This seventh generation dairy farmer in the Wairarapa has already been forced off his farm by Rabobank after being convinced to borrow heavily to intensify his dairy farm through investing in an uneconomic irrigation scheme.

And it’s about to get a whole lot worse. Right now, huge, costly new irrigation schemes are planned throughout the country.

Commissioning work has started on the canal intake

Irrigation schemes that suck huge amounts of water from our rivers and aquifers and use it to put more and more dairy cows onto the land, creating more pollution, and farmer debt.

It’s a double whammy for the rivers. Water is taken from them, and returned polluted.

The Makaroro River in the Hawkes Bay for example, which may no longer flow from the Ruahine Ranges into the Waipawa, as it should, but be enclosed behind an 83m high concrete wall, known as the Ruataniwha Dam.

Instead of receiving fresh water from the Makaroro the Waipawa River will then receive massive amounts of pollution from industrialised dairying.

Several farmers in this area don’t want to have to go into more debt to buy water from the dam. But, they are being put under pressure from the banks who are knocking on their doors offering to them lend them money.

Further south, stunning braided Rakaia and Waimakariri rivers in Canterbury, that make their way down from the Southern Alps to feed into the Pacific Ocean are also threatened.

There are plans to triple the size of Central Plains Water. An irrigation scheme set to continuously suck tens of thousands of litres of water from these two rivers, pump it into canals and use it put wall to wall dairy cows on the Canterbury Plains.

One of the rivers that will be polluted by this scheme is the Selwyn river, where I used to swim as a kid. That river is already so polluted that at the end of last year the council issued a health warning and you couldn’t swim in it without running the risk of becoming seriously ill.

And who is funding all of this? You are.

The Government is poised to pour nearly half a billion dollars of taxpayers’ money into these dirty great polluting multi-million dollar schemes. On top of that local councils are pouring in millions of ratepayer dollars too.

If the Government gets their way, by 2025 one million hectares of our land will be under irrigation, that’s the equivalent to sixteen Lake Taupo’s. That’s going to mean a whole lot more pollution heading straight to our rivers, and a whole lot more farmer debt.

Farming is part of who we are as a nation, but the face of farming as we know it is changing.
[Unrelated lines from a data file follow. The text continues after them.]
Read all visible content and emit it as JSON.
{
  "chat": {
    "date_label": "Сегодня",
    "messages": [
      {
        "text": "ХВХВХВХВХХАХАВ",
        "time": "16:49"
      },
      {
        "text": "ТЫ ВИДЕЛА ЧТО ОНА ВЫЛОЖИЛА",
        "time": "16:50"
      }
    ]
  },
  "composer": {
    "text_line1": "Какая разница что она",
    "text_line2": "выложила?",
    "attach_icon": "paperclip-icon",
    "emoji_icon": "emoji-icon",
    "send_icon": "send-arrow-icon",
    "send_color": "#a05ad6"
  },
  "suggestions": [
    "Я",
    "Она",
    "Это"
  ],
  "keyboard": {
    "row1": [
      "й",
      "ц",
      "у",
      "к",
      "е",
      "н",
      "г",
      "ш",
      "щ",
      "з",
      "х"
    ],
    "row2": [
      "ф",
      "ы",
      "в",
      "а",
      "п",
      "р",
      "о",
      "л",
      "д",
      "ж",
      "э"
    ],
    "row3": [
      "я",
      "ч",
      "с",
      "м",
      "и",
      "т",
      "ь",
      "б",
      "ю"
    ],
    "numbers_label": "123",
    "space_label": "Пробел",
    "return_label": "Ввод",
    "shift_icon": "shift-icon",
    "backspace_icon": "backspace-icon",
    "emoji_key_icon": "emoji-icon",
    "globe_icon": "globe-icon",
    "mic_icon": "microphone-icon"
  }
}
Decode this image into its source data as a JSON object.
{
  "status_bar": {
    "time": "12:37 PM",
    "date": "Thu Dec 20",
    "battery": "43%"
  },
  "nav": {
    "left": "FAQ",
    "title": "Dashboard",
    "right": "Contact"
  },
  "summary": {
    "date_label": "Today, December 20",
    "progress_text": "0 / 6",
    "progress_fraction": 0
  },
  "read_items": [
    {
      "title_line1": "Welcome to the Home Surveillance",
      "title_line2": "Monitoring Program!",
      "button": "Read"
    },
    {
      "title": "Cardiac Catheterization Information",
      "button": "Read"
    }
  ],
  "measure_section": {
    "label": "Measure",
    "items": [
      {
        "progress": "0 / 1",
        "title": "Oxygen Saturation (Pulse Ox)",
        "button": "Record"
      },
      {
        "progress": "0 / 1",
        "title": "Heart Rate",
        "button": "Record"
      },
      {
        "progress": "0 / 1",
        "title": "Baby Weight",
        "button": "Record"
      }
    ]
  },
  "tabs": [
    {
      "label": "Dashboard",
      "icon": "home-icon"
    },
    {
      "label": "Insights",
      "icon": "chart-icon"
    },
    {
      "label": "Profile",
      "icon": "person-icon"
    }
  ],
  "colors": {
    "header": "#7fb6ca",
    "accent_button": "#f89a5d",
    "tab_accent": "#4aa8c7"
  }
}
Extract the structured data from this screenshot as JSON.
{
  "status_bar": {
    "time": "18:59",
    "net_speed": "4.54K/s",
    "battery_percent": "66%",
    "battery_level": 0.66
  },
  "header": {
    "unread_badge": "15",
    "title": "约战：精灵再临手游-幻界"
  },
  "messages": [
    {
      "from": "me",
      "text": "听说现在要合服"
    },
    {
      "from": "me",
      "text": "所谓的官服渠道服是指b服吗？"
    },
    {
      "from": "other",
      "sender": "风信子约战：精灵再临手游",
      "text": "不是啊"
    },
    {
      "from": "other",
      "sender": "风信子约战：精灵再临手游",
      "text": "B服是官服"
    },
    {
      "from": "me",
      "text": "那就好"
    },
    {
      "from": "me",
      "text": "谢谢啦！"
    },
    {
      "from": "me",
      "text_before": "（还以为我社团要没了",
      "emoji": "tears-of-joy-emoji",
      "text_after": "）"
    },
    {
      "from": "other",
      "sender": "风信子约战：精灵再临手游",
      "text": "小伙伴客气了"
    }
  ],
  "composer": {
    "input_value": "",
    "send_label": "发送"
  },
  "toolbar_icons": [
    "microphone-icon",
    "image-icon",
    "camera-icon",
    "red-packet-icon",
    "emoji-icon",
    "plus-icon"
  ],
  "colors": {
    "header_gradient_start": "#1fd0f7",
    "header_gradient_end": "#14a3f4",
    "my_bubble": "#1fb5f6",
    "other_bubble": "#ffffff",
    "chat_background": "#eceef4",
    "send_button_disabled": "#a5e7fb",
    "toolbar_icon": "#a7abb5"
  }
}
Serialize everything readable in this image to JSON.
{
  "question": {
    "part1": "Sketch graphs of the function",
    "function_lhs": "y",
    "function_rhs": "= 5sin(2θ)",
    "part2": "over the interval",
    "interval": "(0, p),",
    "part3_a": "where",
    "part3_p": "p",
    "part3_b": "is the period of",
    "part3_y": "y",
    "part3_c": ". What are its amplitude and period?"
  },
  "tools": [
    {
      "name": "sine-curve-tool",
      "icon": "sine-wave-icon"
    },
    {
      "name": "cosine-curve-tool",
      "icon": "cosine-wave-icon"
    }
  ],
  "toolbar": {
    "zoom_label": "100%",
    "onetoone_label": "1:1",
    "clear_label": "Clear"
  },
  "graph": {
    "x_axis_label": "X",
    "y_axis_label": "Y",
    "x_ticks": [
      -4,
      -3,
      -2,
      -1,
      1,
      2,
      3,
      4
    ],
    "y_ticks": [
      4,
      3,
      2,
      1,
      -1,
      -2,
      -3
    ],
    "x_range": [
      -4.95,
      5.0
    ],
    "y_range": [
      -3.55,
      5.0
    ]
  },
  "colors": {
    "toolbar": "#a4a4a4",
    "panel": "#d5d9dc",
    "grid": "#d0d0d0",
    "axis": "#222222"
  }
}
We cannot let it continue to become more industrialised at the cost of our rivers, our land, our farms, and our climate.

Clean, green farming is much better for our rivers, our farmers and our international reputation.

Clean green farming is about less input, and better output.

It’s about cutting down on water use, chemicals and supplementary feed and cutting back on herd numbers to look after soil so that pasture thrives and lasts. It’s about creating high value food products that are truly clean and green, not cheap commoditised milk powder.

To protect our rivers, our clean green reputation and create sustainable livelihoods for farmers and their families, we urgently need to say no to industrial scale irrigation schemes, propped up by our Government.

TAKE ACTION: Sign the petition to stop Government funded river pollution

 

References

NIWA, ‘Draft Regulatory Impact Statement: Proposed Amendments to the National Policy Statement for Freshwater Management’, prepared by MfE and MPI, Wellington, 2011.